Aivin Gast (2018, Classical Archaeology and Ancient History) has dubbed a newly discovered galactic structure ‘Alcyoneus’, after working in the team that discovered it.
Aivin, an undergraduate student at Somerville and a research intern at the Leiden Observatory under Dutch PhD student Martijn Oei, was tasked with manually searching for giant radio galaxies using images taken by the Low Frequency Array (LOFAR) telescope network, which is mostly located in the Netherlands (although parts of the network are in the UK), creating data that could be used by the scientists involved with the project to search for new structures.
Alcyoneus is a radio galaxy located around 3 billion light years away in the Lynx constellation. Aivin proposed the name, taken from a giant who fought against the hero Heracles for supremacy over the cosmos in Greek mythology, in honour of its enormous proportions: with its twin plasma plumes measuring 16.3 million light years from end to end (equivalent to one hundred Milky Ways in a row), it is the largest structure produced by a single galaxy in the known universe.
Radio galaxies are galactic eruptions that are extremely luminous on radio wavelengths. At the centre of many galaxies lies a supermassive black hole. Sometimes, the black hole can create two jet streams, that catapult the building material of new stars out of the galaxy at almost the speed of light. In this violent process, the stardust heats up so much that it dissolves into plasma and emits light, including radio waves. These waves can be seen and recorded by the pan-European LOFAR telescope network, and the results pored over by an international team of researchers, which is how Martijn Oei and his team were able to locate the structure, with their findings shortly to be published in peer-reviewed journal Astronomy & Astrophysics (you can read a pre-print here).

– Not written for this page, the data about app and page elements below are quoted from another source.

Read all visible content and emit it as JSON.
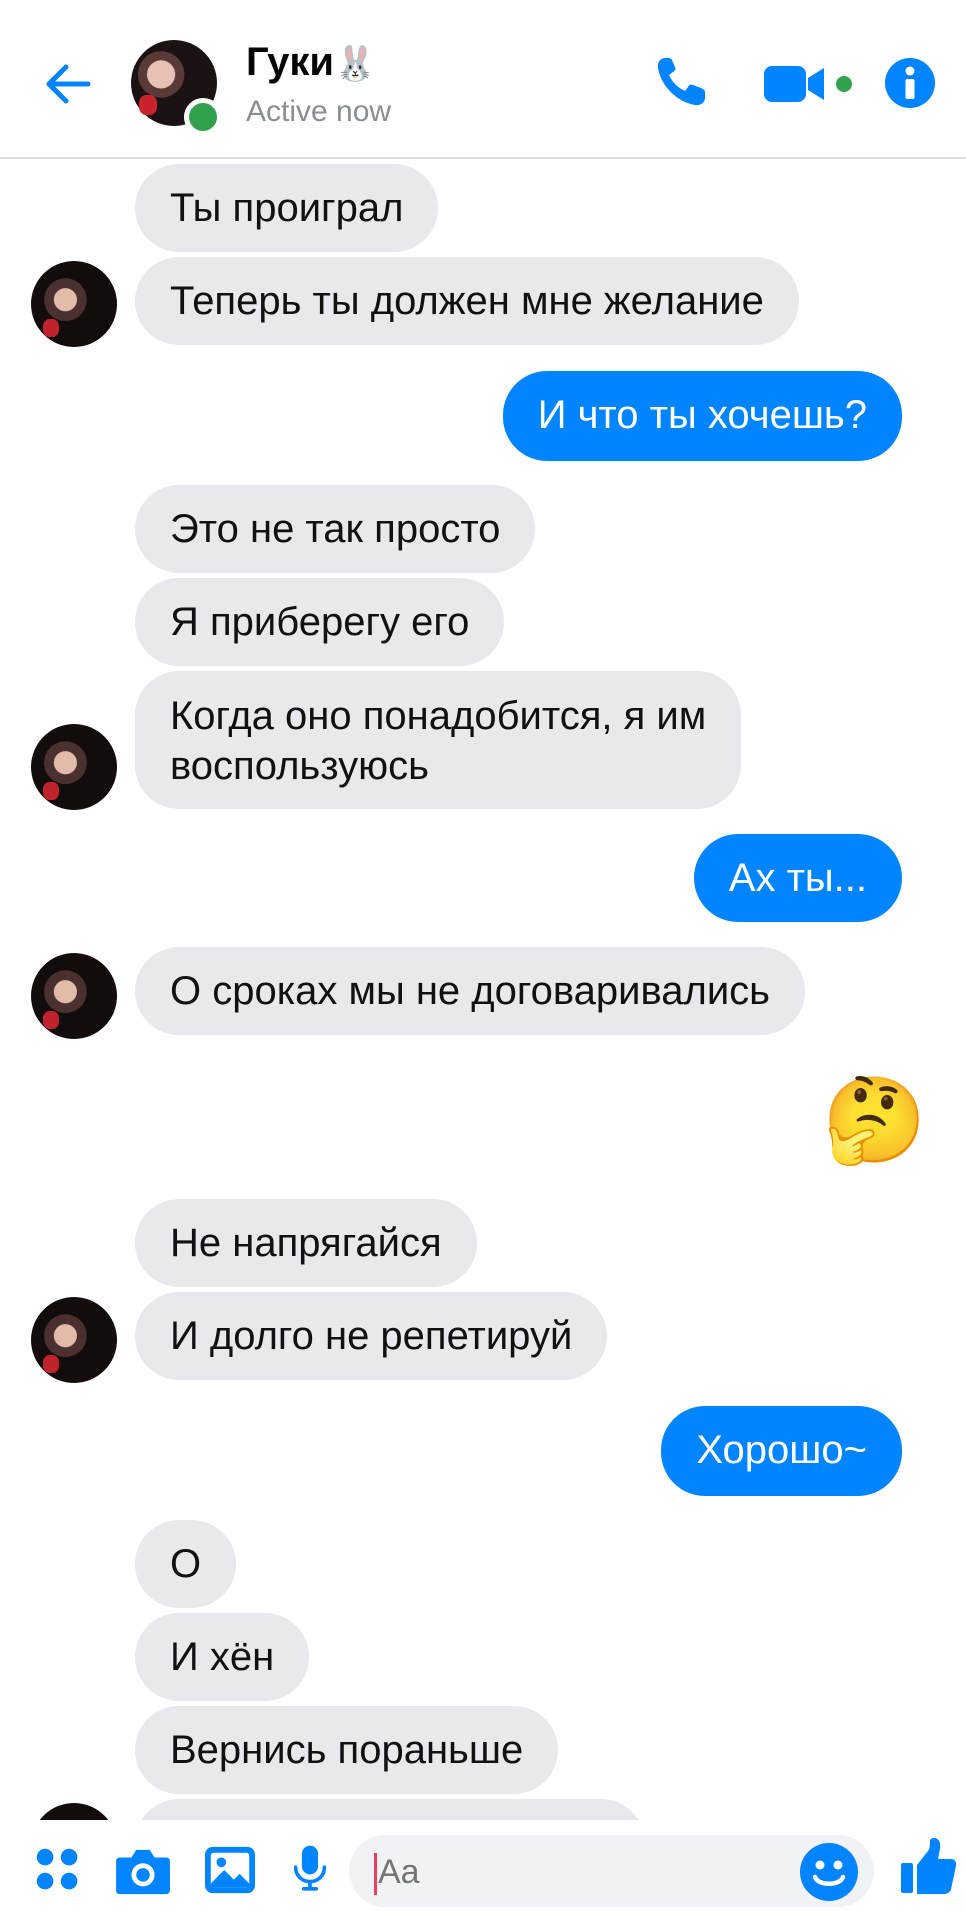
{
  "header": {
    "contact_name": "Гуки",
    "name_emoji": "🐰",
    "status": "Active now"
  },
  "messages": [
    {
      "side": "in",
      "text": "Ты проиграл"
    },
    {
      "side": "in",
      "text": "Теперь ты должен мне желание"
    },
    {
      "side": "out",
      "text": "И что ты хочешь?"
    },
    {
      "side": "in",
      "text": "Это не так просто"
    },
    {
      "side": "in",
      "text": "Я приберегу его"
    },
    {
      "side": "in",
      "text_line1": "Когда оно понадобится, я им",
      "text_line2": "воспользуюсь"
    },
    {
      "side": "out",
      "text": "Ах ты..."
    },
    {
      "side": "in",
      "text": "О сроках мы не договаривались"
    },
    {
      "side": "out",
      "emoji": "🤔"
    },
    {
      "side": "in",
      "text": "Не напрягайся"
    },
    {
      "side": "in",
      "text": "И долго не репетируй"
    },
    {
      "side": "out",
      "text": "Хорошо~"
    },
    {
      "side": "in",
      "text": "О"
    },
    {
      "side": "in",
      "text": "И хён"
    },
    {
      "side": "in",
      "text": "Вернись пораньше"
    }
  ],
  "composer": {
    "placeholder": "Aa"
  },
  "colors": {
    "accent": "#0084ff",
    "incoming_bubble": "#e9e8ec",
    "presence": "#31a24c"
  }
}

Despite being 3 billion light years away, the plumes are sufficiently huge that they loom as large in the sky as the Moon. The light they emit is so faint, however, that only now have researchers been able to spot them by reprocessing some of the images captured by the LOFAR network. The discovery challenges existing hypotheses about the formation of radio galaxies, and it also hints at new insights into the nature of the universe’s structure by exposing the hidden forces of the medium that lies between galactic filaments.
The origin of Alcyoneus’ record length remains a mystery for now: the galaxy has neither an exceptionally large black hole at its centre, copious amounts of stardust or extraordinarily powerful jet streams (in fact, it appears to have less compared to its smaller brothers and sisters on all three fronts). The team will move on to investigating whether the surrounding environment of the radio galaxy is responsible for its titanic size.